    Not Recommended - I haven't been so disappointed in a book in a long time

    After reading glowing reviews, I bought the book anticipating a great reading experience. Wrong.

    Maybe it's a case of the emperor's new clothes; no one wants to admit having difficulty following the author's writing because they agree with his opinions. Honestly, I don't think JB is capable of writing a simple sentence. Oh, the grammar, syntax, and punctuation are all fine, but the writing is convoluted. It's rambling. It's less history and more pontification. I thought that perhaps my reading level had slipped in the last few years, so I showed a couple of paragraphs to others, including my daughter who has a Masters in writing. Her response was, "That's how they told us not to write."
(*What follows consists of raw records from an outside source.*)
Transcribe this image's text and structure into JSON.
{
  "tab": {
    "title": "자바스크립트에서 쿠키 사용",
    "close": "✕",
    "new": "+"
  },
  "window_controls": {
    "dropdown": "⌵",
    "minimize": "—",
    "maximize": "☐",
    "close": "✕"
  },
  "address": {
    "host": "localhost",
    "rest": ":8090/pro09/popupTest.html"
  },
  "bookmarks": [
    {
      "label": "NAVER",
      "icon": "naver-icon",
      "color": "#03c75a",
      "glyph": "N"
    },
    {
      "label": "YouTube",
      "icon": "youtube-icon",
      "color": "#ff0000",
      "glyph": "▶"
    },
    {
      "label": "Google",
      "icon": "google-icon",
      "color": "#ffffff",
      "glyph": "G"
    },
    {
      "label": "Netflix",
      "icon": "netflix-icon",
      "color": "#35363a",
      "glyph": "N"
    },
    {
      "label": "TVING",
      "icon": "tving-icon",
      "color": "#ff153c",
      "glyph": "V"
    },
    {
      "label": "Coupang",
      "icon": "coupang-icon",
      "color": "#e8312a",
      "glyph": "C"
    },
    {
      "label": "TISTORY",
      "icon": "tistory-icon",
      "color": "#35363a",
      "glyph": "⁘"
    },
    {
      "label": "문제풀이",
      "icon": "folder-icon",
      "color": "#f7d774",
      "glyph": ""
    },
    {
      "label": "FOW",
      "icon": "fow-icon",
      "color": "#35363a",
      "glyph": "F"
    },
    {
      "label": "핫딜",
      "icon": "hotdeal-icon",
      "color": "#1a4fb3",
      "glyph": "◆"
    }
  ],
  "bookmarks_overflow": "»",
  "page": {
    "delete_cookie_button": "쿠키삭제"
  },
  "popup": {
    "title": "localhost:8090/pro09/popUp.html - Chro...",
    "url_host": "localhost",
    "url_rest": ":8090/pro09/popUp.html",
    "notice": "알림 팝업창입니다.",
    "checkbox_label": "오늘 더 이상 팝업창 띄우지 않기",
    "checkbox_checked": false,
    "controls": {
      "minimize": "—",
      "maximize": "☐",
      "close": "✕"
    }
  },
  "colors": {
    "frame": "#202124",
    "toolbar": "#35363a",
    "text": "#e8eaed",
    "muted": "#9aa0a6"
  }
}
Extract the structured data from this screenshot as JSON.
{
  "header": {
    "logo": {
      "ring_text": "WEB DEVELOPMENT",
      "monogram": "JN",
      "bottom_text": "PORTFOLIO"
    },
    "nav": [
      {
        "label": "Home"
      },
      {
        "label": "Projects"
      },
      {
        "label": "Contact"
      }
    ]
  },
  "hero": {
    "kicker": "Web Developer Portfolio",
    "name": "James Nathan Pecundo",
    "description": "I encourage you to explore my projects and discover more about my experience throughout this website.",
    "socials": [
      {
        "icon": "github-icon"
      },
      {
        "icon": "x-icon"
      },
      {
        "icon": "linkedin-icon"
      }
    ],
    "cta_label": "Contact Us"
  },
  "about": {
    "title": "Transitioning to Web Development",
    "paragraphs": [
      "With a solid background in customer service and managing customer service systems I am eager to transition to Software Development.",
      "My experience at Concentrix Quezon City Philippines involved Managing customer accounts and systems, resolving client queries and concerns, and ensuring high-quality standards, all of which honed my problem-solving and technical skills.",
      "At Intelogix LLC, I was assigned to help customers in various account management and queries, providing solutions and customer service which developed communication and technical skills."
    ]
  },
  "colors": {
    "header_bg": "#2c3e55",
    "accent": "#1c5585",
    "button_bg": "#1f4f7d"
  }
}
    If I could get a refund, I'd return it.

    0 out of 1 people found this review helpful.

    Was this review helpful? Yes  No   Report this review
  • Anonymous

    Posted April 12, 2001

    InBecomers

    The Fortune of being a learned Citizen of this great Syetem . In respect of the system atomic weights and measures. I can only obtain what is only written in our presents :From dawn to Decadence :500 Years of Western Cultural Life,1500 to the Present. To understand is become in present nature.

    0 out of 2 people found this review helpful.

    Was this review helpful? Yes  No   Report this review
  • Anonymous

    Posted August 3, 2000

    Why does Barzon hate Shakespeare?

    This is my first reading of this author. I must say he is delightful to read especially his handling of such an all encompassing subject.However ,I can see the French bias toward the English people every now and then.

    0 out of 1 people found this review helpful.

    Was this review helpful? Yes  No   Report this review
  • Anonymous

    Posted December 28, 2009

    No text was provided for this review.

  • Anonymous

    Posted November 29, 2012

    No text was provided for this review.

  • Anonymous

    Posted March 2, 2009

    No text was provided for this review.

  • Anonymous

    Posted April 29, 2009

    No text was provided for this review.

  • Anonymous

    Posted April 15, 2009

    No text was provided for this review.

  • Anonymous

    Posted November 20, 2008

    No text was provided for this review.

Sort by: Showing all of 15 Customer Reviews
Page 1 of 1